Like most websites Britain at War uses cookies. We use cookies to ensure that we give you the best experience on our website. If you continue without changing your settings, we'll assume that you are happy to receive all cookies on Britain at War website. However, if you would like to, you can change your cookie settings at any time. Find out more

Continue

Hunter T7 moves to Newark Air Museum

Photo: Hunter XX467. [Courtesy of Howard Heeley, Down To Earth Promotions]

 

The aircraft inventory at Newark Air Museum was expanded by one on Wednesday 3rd May, 2017 when Hawker Hunter T7, XX467 joined the collection, which is located close to the Nottinghamshire county border with Lincolnshire.

Funding for the Hunter T7 acquisition has been provided thanks to the generosity of a museum member/trustee. The move from Bruntingthorpe Airfield in Leicestershire was completed by Dave Thomas and associates. XX467 has been placed on long-term loan at the museum.

The Hunter T7 fills a gap in the museum’s themed display of RAF training airframes and will help tell the story of RAF fast jet training. It also fulfils one aim of the museum’s stated Collecting Policy of acquiring Aircraft used in a Training role.

The Hunter wings its way to Newark. [Courtesy of Howard Heeley, Down To Earth Promotions]

With 1,972 built, the Hawker Hunter was one of the most important aircraft of the Cold War. Entering service with the RAF in July 1954, replacing the Meteor, Venom, and Sabre, the type served with distinction as a fighter-interceptor, ground attack aircraft, and in the photo-reconnaissance role. The Hunter continued to be operated by the RAF until the early 1990s as a trainer or in secondary duties, and was operated by the air forces of 21 other nations, such as India, Belgium, and The Netherlands.

Some nations, such as Switzerland, retained the type for a lengthy period. As of 2014, the Lebanese Air Force still used the long-serving aircraft. Based in the UK, the HHA continue to use the Hunter in threat simulation training exercises to this day.

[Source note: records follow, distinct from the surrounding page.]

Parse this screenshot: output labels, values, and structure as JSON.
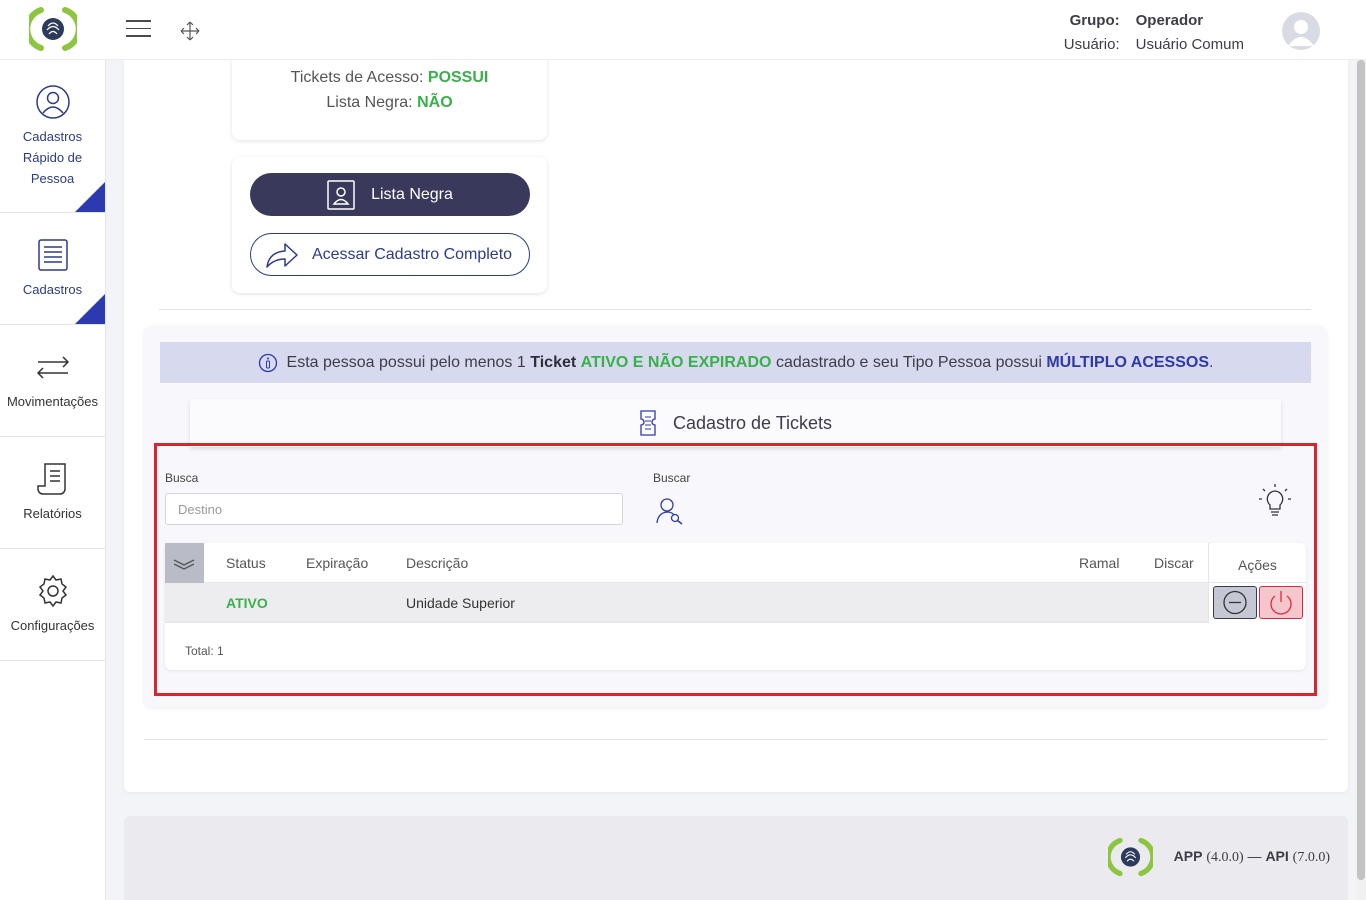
{
  "header": {
    "group_label": "Grupo:",
    "group_value": "Operador",
    "user_label": "Usuário:",
    "user_value": "Usuário Comum"
  },
  "sidebar": {
    "items": [
      {
        "label": "Cadastros Rápido de Pessoa",
        "icon": "person-circle-icon"
      },
      {
        "label": "Cadastros",
        "icon": "list-document-icon"
      },
      {
        "label": "Movimentações",
        "icon": "arrows-exchange-icon"
      },
      {
        "label": "Relatórios",
        "icon": "report-scroll-icon"
      },
      {
        "label": "Configurações",
        "icon": "gear-icon"
      }
    ]
  },
  "info": {
    "tickets_label": "Tickets de Acesso:",
    "tickets_value": "POSSUI",
    "blacklist_label": "Lista Negra:",
    "blacklist_value": "NÃO"
  },
  "buttons": {
    "blacklist": "Lista Negra",
    "full_record": "Acessar Cadastro Completo"
  },
  "alert": {
    "part1": "Esta pessoa possui pelo menos 1",
    "ticket": "Ticket",
    "status": "ATIVO E NÃO EXPIRADO",
    "part2": "cadastrado e seu Tipo Pessoa possui",
    "access": "MÚLTIPLO ACESSOS",
    "end": "."
  },
  "tab": {
    "title": "Cadastro de Tickets"
  },
  "search": {
    "label": "Busca",
    "placeholder": "Destino",
    "button_label": "Buscar"
  },
  "table": {
    "columns": {
      "status": "Status",
      "expiration": "Expiração",
      "description": "Descrição",
      "extension": "Ramal",
      "dial": "Discar",
      "actions": "Ações"
    },
    "rows": [
      {
        "status": "ATIVO",
        "expiration": "",
        "description": "Unidade Superior",
        "extension": "",
        "dial": ""
      }
    ],
    "total": "Total: 1"
  },
  "footer": {
    "app_label": "APP",
    "app_version": "(4.0.0)",
    "sep": "—",
    "api_label": "API",
    "api_version": "(7.0.0)"
  },
  "colors": {
    "brand_green": "#8cc63f",
    "navy": "#2c3a8a",
    "dark_button": "#38395b",
    "status_green": "#39b14a",
    "highlight_red": "#d8262f"
  }
}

Also a popular choice for display teams, the Hunter was the aircraft chosen by the RAF’s ‘Black Arrows’ and ‘Blue Diamonds’, and by the Swiss team, Patrouille Suisse.

This particular airframe has a diverse service history both in the UK and overseas and it is not yet known, which colour scheme the aircraft will be repainted in. The aircraft was off-loaded on the museum’s Southfield Site and reassembled. It will be restored, repainted and displayed in the same location.

Hunter T7 XX467’s wings. [Courtesy of Howard Heeley, Down To Earth Promotions]

The airframe entered RAF service as XL605 serving with 92 Squadron and was part of the Blue Diamonds Display Team; before then serving with 66 Squadron and 229 OCU. A brief spell then followed as G-9-214, before serving with the Saudi Air Force as 70-617 and Jordanian Air Force as 836. On returning to the UK the airframe was renumbered XX467 and served with 229 OCU and 1 TWU, but was struck off charge in October 1983. During its time on the civil register it operated as G-TVII out of Kemble and Exeter. Currently it is marked as XX467.

Posted in News

NEVER MISS AN ISSUE...

Our Instant Issue Service sends you an email whenever a new issue of Britain at War is out. SAVE ON QUEUES - FREE P&P